Alexander will become a professor of education at the University of Haifa, where he has previously taught while on sabbatical. Gordis will direct the Mandel Foundation’s Jerusalem Fellows program, which examines Jewish education and public policy as to ensure Jewish continuity both in Israel and the Diaspora. Gordis and his wife and three children are currently in Jerusalem, where he’s on sabbatical at the Mandel Foundation. Both UJ leaders will begin their new positions in the fall of 1999.

Wexler’s search for their successors has already begun.
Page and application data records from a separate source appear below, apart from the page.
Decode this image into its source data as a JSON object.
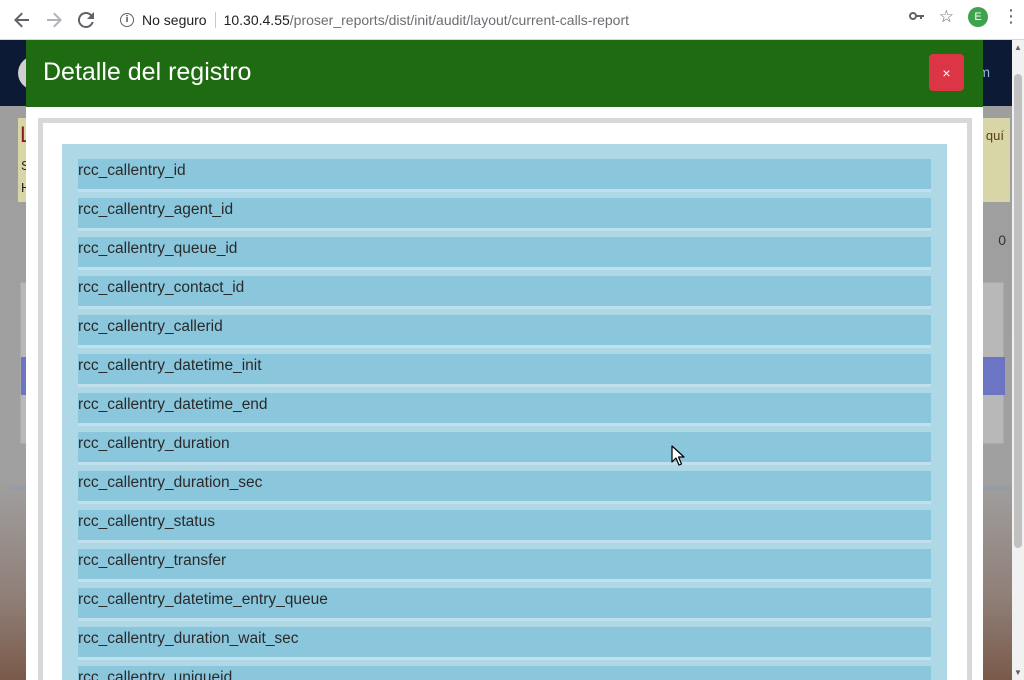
{
  "browser": {
    "back_icon": "arrow-left-icon",
    "forward_icon": "arrow-right-icon",
    "reload_icon": "reload-icon",
    "security_label": "No seguro",
    "url_host": "10.30.4.55",
    "url_path": "/proser_reports/dist/init/audit/layout/current-calls-report",
    "avatar_letter": "E"
  },
  "background_page": {
    "header_right_text": "m",
    "warning_title": "L",
    "warning_line1": "S",
    "warning_line2": "H",
    "warning_right_text": "quí",
    "right_value": "0"
  },
  "modal": {
    "title": "Detalle del registro",
    "close_label": "×",
    "fields": [
      "rcc_callentry_id",
      "rcc_callentry_agent_id",
      "rcc_callentry_queue_id",
      "rcc_callentry_contact_id",
      "rcc_callentry_callerid",
      "rcc_callentry_datetime_init",
      "rcc_callentry_datetime_end",
      "rcc_callentry_duration",
      "rcc_callentry_duration_sec",
      "rcc_callentry_status",
      "rcc_callentry_transfer",
      "rcc_callentry_datetime_entry_queue",
      "rcc_callentry_duration_wait_sec",
      "rcc_callentry_uniqueid"
    ]
  },
  "colors": {
    "modal_header": "#1e6b12",
    "close_button": "#dc3545",
    "panel": "#aed8e6",
    "field_row": "#8ac6dc"
  }
}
Alexander and Gordis long have been principal architects of the UJ’s academic and religious design. As the school’s chief academic officer, Alexander, who began his career there in 1983 as a junior faculty member in education, has advanced UJ’s academic reputation and standing in the community by broadening its curriculum and scope.

“Since Alexander had such a defining influence on the curriculum and academic character of the UJ, he will be greatly missed,” said Richard Scaffidi, dean of admissions and financial aid. “Still, I think we can look at this change as an opportunity to take stock and restructure academic programs and build upon his fine work.”
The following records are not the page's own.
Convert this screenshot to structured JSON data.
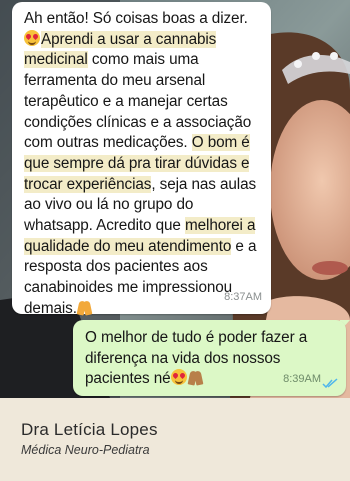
{
  "colors": {
    "incoming_bubble": "#ffffff",
    "outgoing_bubble": "#dcf8c6",
    "highlight": "#f3ecc8",
    "footer_bg": "#efe8da",
    "read_ticks": "#4fb6ec"
  },
  "messages": {
    "incoming": {
      "lines": [
        [
          {
            "t": "Ah então! Só coisas boas a dizer."
          }
        ],
        [
          {
            "emoji": "heart-eyes-emoji"
          },
          {
            "t": "Aprendi a usar a cannabis",
            "hl": true
          }
        ],
        [
          {
            "t": "medicinal",
            "hl": true
          },
          {
            "t": " como mais uma"
          }
        ],
        [
          {
            "t": "ferramenta do meu arsenal"
          }
        ],
        [
          {
            "t": "terapêutico e a manejar certas"
          }
        ],
        [
          {
            "t": "condições clínicas e a associação"
          }
        ],
        [
          {
            "t": "com outras medicações. "
          },
          {
            "t": "O bom é",
            "hl": true
          }
        ],
        [
          {
            "t": "que sempre dá pra tirar dúvidas e",
            "hl": true
          }
        ],
        [
          {
            "t": "trocar experiências",
            "hl": true
          },
          {
            "t": ", seja nas aulas"
          }
        ],
        [
          {
            "t": "ao vivo ou lá no grupo do"
          }
        ],
        [
          {
            "t": "whatsapp. Acredito que "
          },
          {
            "t": "melhorei a",
            "hl": true
          }
        ],
        [
          {
            "t": "qualidade do meu atendimento",
            "hl": true
          },
          {
            "t": " e a"
          }
        ],
        [
          {
            "t": "resposta dos pacientes aos"
          }
        ],
        [
          {
            "t": "canabinoides me impressionou"
          }
        ],
        [
          {
            "t": "demais."
          },
          {
            "emoji": "praying-hands-emoji"
          }
        ]
      ],
      "time": "8:37AM"
    },
    "outgoing": {
      "lines": [
        [
          {
            "t": "O melhor de tudo é poder fazer a"
          }
        ],
        [
          {
            "t": "diferença na vida dos nossos"
          }
        ],
        [
          {
            "t": "pacientes né"
          },
          {
            "emoji": "heart-eyes-emoji"
          },
          {
            "emoji": "praying-hands-dark-emoji"
          }
        ]
      ],
      "time": "8:39AM",
      "status_icon": "double-check-read-icon"
    }
  },
  "footer": {
    "name": "Dra Letícia Lopes",
    "role": "Médica Neuro-Pediatra"
  }
}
Gordis, an educator and administrator at the UJ for 13 years, is best known for launching the 4-year-old Ziegler School of Rabbinical Studies, the only Conservative seminary on the West Coast. Author of “God Was Not in the Fire,” a book that responds to the apathy toward Judaism of assimilated Jews, Gordis has shaped the spiritual direction of Ziegler, aiming to teach rabbis-to-be how to energize, enrich and add meaning to Jewish life in America.

Gordis’ resignation has aroused a wide range of emotions from Ziegler students, who looked to the dean as a guiding spirit and personal mentor. Gordis, who hails from a line of prominent Conservative rabbis, has not only influenced Ziegler’s vision and curriculum but has worked to secure the school’s reputation as a sturdy breeding ground for future Jewish leaders. Gordis believes that the school will continue to strive and excel despite his move.

“I will watch its progress with a small amount of pride and a tremendous amount of joy,” Gordis told the rabbinical students at an informal address last week.

The future dean may affect the religious orientation and philosophy of Ziegler. The seminary will continue its commitment to Conservative Judaism, said Gordis, but which shade of the movement may depend on his replacement.

“In the meantime,” wrote Wexler, in a letter to the UJ staff that announced Gordis’ resignation, “I am considering a new policy for the administrators at the UJ: No more sabbatical leaves in Israel! It’s just too dangerous.”